▶ **Task to complete**:
Lines in the following data that contain the string "name" are to be counted. Report only their number.

Dataset records

Start of Block

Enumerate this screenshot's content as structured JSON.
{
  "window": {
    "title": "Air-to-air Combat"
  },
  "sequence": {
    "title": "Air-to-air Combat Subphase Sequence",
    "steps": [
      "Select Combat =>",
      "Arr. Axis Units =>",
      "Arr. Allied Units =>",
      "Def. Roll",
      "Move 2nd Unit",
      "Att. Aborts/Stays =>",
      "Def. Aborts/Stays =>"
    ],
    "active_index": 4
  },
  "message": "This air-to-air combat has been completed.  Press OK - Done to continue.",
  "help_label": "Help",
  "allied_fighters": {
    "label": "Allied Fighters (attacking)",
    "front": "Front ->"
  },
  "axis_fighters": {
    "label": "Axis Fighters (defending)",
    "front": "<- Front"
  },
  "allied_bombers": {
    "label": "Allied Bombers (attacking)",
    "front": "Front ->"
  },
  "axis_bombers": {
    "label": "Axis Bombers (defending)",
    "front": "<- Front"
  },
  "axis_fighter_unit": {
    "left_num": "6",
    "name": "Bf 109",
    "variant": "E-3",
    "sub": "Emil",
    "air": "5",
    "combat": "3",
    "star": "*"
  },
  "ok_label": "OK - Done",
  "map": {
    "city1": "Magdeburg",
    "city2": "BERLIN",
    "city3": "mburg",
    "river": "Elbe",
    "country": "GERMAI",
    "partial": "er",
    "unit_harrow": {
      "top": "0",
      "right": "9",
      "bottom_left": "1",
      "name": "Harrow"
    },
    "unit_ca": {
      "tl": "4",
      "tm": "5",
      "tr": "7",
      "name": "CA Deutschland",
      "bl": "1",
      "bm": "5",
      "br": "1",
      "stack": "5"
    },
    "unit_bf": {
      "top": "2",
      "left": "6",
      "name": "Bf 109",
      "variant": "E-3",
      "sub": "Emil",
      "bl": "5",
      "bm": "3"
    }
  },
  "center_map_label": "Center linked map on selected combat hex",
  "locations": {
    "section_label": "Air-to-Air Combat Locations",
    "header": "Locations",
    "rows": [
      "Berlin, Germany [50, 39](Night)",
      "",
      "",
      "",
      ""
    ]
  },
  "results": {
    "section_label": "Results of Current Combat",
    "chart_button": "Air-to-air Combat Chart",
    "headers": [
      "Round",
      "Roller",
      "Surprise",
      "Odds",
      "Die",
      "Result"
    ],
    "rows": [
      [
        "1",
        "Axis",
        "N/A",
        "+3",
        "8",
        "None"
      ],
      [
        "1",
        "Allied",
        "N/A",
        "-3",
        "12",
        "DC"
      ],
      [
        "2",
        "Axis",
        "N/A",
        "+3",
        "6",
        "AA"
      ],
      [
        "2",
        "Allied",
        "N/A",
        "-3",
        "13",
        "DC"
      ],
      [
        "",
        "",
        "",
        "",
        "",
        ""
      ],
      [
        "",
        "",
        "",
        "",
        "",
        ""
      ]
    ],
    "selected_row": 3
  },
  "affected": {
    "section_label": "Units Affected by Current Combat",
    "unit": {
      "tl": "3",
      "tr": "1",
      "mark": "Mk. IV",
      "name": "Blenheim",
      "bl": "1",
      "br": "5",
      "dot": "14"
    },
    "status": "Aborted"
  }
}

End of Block

▶ **Exercise solution**:
5